It all starts with answering a several important questions:
Happy New Year everyone!
The discussion around blogger relations is more relevant now than ever. And quite honestly, with every debate, exploration, and analysis, these conversations only fuel the advancement and improvement of Public Relations overall.
It makes us think.
Lest we forget, there is a significant percentage of bloggers, reporters, and analysts who think we’re useless – we’re merely spin artists who focus on pitching, blasting, and cranking out poorly written press releases. We contact people without caring or knowing their interests or passions without knowing what we’re talking about or why it should matter to them. That’s the perception.
In celebration of Alex Iskold’s brilliant toolbox for startups on Read/Write Web today, I’ve decided to join the conversation to help startups make PR work for them now and in the long term.
PR is one of the most misunderstood disciplines in the marketing department and many startup entrepreneurs and even veteran executives are quick to under estimate and under value it, or on the contrary, expect PR to solve all of their marketing needs all with just one email or press release.
After running the popular series that evaluated and discussed ThinkFree’s experiment in Social Media, I decided to compile all of the posts into one free and downloadable ebook for your reference.
Download as a Word doc
Download as a PDF
The Series on PR 2.0:
The Art and Science of Social Media and Community Relations
Experiments and Lessons Learned in Social Media Part I
Experiments and Lessons Learned in Social Media Part II
Jonathan Crow of ThinkFree recently conducted what he calls “The Great Social Experiment,” where he tested the art of online social networking to evaluate whether or not joining the conversation across popular online communities would benefit his company.Crow created a roundtable featuring Chris Brogan, Aaron Brazell, Cathryn Hrudicka, Doug Haslam, and me to offer feedback, constructive criticism, and advice to help ThinkFree and other companies learn from his experiment.
Jonathan Crow of ThinkFree recently conducted what he calls “The Great Social Experiment,” where he tested the art of online social networking to evaluate whether or not joining conversations across popular online communities would benefit his company.

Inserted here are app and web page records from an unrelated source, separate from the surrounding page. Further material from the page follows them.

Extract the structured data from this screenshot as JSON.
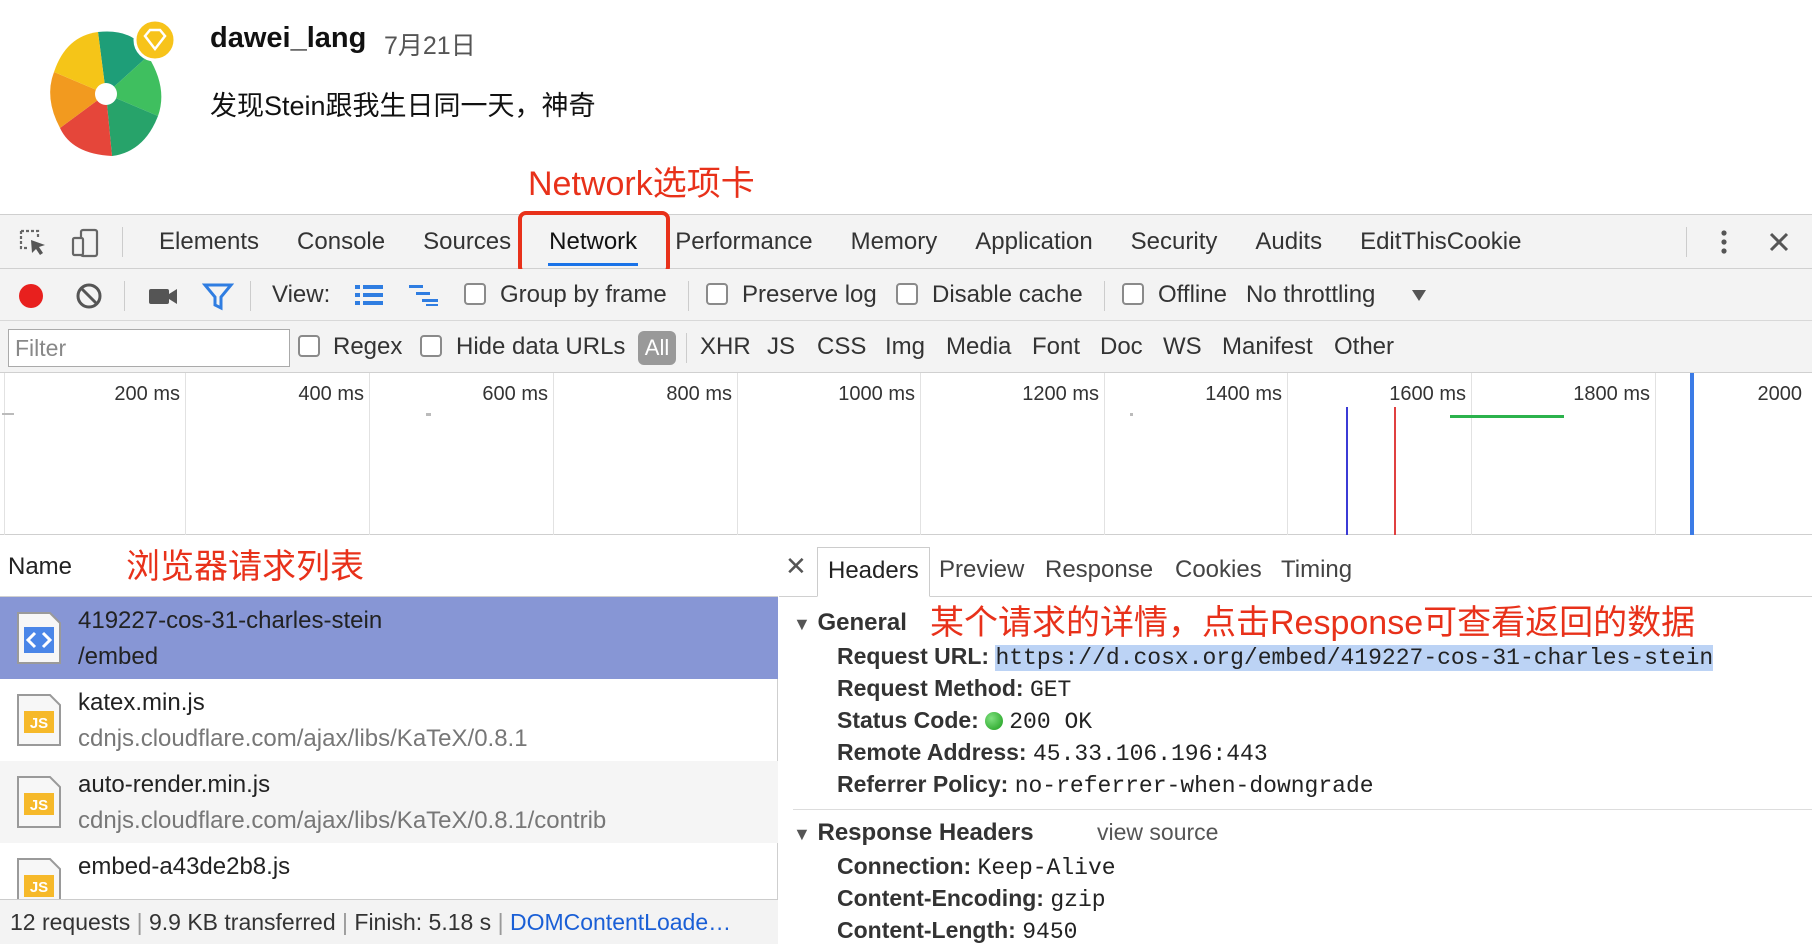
{
  "post": {
    "username": "dawei_lang",
    "date": "7月21日",
    "text": "发现Stein跟我生日同一天，神奇"
  },
  "annotations": {
    "network_tab": "Network选项卡",
    "request_list": "浏览器请求列表",
    "request_detail": "某个请求的详情，点击Response可查看返回的数据"
  },
  "devtools": {
    "tabs": [
      "Elements",
      "Console",
      "Sources",
      "Network",
      "Performance",
      "Memory",
      "Application",
      "Security",
      "Audits",
      "EditThisCookie"
    ],
    "active_tab": "Network",
    "toolbar": {
      "view_label": "View:",
      "group_by_frame": "Group by frame",
      "preserve_log": "Preserve log",
      "disable_cache": "Disable cache",
      "offline": "Offline",
      "throttling": "No throttling"
    },
    "filterbar": {
      "filter_placeholder": "Filter",
      "regex": "Regex",
      "hide_data_urls": "Hide data URLs",
      "all": "All",
      "types": [
        "XHR",
        "JS",
        "CSS",
        "Img",
        "Media",
        "Font",
        "Doc",
        "WS",
        "Manifest",
        "Other"
      ]
    },
    "timeline_ticks": [
      "200 ms",
      "400 ms",
      "600 ms",
      "800 ms",
      "1000 ms",
      "1200 ms",
      "1400 ms",
      "1600 ms",
      "1800 ms",
      "2000"
    ],
    "list": {
      "header": "Name",
      "rows": [
        {
          "name": "419227-cos-31-charles-stein",
          "sub": "/embed",
          "type": "doc"
        },
        {
          "name": "katex.min.js",
          "sub": "cdnjs.cloudflare.com/ajax/libs/KaTeX/0.8.1",
          "type": "js"
        },
        {
          "name": "auto-render.min.js",
          "sub": "cdnjs.cloudflare.com/ajax/libs/KaTeX/0.8.1/contrib",
          "type": "js"
        },
        {
          "name": "embed-a43de2b8.js",
          "sub": "",
          "type": "js"
        }
      ],
      "status": {
        "requests": "12 requests",
        "transferred": "9.9 KB transferred",
        "finish": "Finish: 5.18 s",
        "dom": "DOMContentLoade…"
      }
    },
    "detail": {
      "tabs": [
        "Headers",
        "Preview",
        "Response",
        "Cookies",
        "Timing"
      ],
      "active_tab": "Headers",
      "general_title": "General",
      "general": {
        "request_url_k": "Request URL:",
        "request_url_v": "https://d.cosx.org/embed/419227-cos-31-charles-stein",
        "request_method_k": "Request Method:",
        "request_method_v": "GET",
        "status_code_k": "Status Code:",
        "status_code_v": "200 OK",
        "remote_address_k": "Remote Address:",
        "remote_address_v": "45.33.106.196:443",
        "referrer_policy_k": "Referrer Policy:",
        "referrer_policy_v": "no-referrer-when-downgrade"
      },
      "response_headers_title": "Response Headers",
      "view_source": "view source",
      "response_headers": {
        "connection_k": "Connection:",
        "connection_v": "Keep-Alive",
        "content_encoding_k": "Content-Encoding:",
        "content_encoding_v": "gzip",
        "content_length_k": "Content-Length:",
        "content_length_v": "9450"
      }
    }
  },
  "colors": {
    "accent_blue": "#1a73e8",
    "annotation_red": "#e8311a",
    "selected_row": "#8796d5",
    "record_red": "#e8201e",
    "filter_blue": "#2f7de1"
  },
  "icons": [
    "inspect-icon",
    "device-toolbar-icon",
    "more-vertical-icon",
    "close-icon",
    "record-icon",
    "clear-icon",
    "camera-icon",
    "filter-icon",
    "list-view-icon",
    "waterfall-view-icon",
    "dropdown-arrow-icon",
    "document-file-icon",
    "js-file-icon",
    "status-ok-dot-icon",
    "collapse-triangle-icon"
  ]
}
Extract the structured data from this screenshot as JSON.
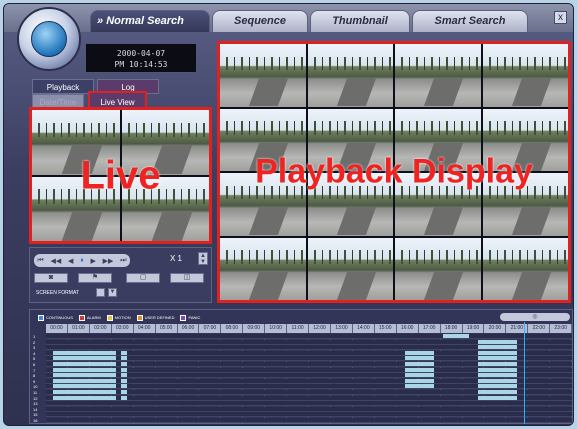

Crow created a roundtable featuring Chris Brogan, Aaron Brazell, Cathryn Hrudicka, Doug Haslam, and me to offer feedback, constructive criticism, and advice to help ThinkFree and other companies learn from his experiment.
Brian Solis is principal at Altimeter Group, a research firm focused on disruptive technology. A digital analyst, anthropologist, and futurist, Solis has studied and influenced the effects of emerging technology on business, marketing, and culture. Solis is also globally recognized as one of the most prominent thought leaders and published authors in new media. His new book, What's the Future of Business (WTF), explores the landscape of connected consumerism and how business and customer relationships unfold and flourish in four distinct moments of truth. His previous book, The End of Business as Usual, explores the emergence of Generation-C, a new generation of customers and employees and how businesses must adapt to reach them. Prior to End of Business, Solis released Engage, which is regarded as the industry reference guide for businesses to market, sell and service in the social web.